By 1975 the club was in low water financially and in terms of form. Bonetti had begun playing more for the reserves than the first team, so he spent the summer in America at the St Louis Stars. He returned to the Bridge anticipating a free transfer but with his replacement floundering, he was quickly restored to the starting 11.
He was now the source of experience in a largely youthful and homegrown Chelsea side which secured promotion back to the top flight in 1977. Two years later Bonetti announced his retirement, although a brief spell with Dundee followed, and he could not be kept from his beloved Fulham Road for long.
Even when he was still playing for the club he had begun to coach the younger goalkeepers in an era when there were no such specialist coaches.
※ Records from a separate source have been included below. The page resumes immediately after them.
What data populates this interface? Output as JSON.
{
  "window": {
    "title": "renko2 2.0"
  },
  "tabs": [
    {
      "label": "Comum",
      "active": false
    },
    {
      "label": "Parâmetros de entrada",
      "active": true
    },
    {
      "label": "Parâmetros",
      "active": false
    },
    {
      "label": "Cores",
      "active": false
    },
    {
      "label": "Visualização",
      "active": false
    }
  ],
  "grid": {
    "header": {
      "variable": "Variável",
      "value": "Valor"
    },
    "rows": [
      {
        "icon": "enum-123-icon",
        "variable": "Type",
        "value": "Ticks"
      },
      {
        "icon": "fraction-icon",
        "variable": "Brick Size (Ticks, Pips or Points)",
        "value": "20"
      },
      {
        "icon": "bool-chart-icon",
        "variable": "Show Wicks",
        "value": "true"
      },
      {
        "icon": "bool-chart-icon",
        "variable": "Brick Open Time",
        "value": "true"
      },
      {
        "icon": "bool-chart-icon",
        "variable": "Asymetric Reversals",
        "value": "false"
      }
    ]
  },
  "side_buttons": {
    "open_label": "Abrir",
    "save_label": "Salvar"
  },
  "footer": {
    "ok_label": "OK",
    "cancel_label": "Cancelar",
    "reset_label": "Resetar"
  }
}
In 1983 he rejoined as our first dedicated goalkeeper coach, and how the Shed enjoyed chanted his name again and receiving a response when he came out to warm-up Eddie Niedzwiecki before each game, a ritual the Cat and his fans had started way back in the 1960s. There was always a strong connection between Bonetti and the Chelsea support.
He continued in the role into the 1990s and also worked with the England national team including at Italia ’90, before coaching at other clubs.
But Bonetti is woven into the very fabric of Chelsea Football Club and he continued to serve us superbly in the later years of his life as a charming and knowledgeable matchday host in the hospitality areas at the stadium, one of which carries his name. As fit as any outfielder during his playing days, he appeared in goal for the Chelsea Old Boys team well into his 60s.
In his professional career he made an incredible 729 appearances for Chelsea. Only his captain, Ron Harris, has represented the club more times. Peter held the record for the most clean sheets as a Chelsea keeper until January 2014, when Petr Cech surpassed him. The two all-time great goalies came to know each other well and had immense mutual respect.
Peter Bonetti’s position in the pantheon of Chelsea footballing gods is unassailable. He was the Cat who broke the mould, defied the odds, drew the gasps, earned the cheers and got the cream. All in front of an adoring Stamford Bridge.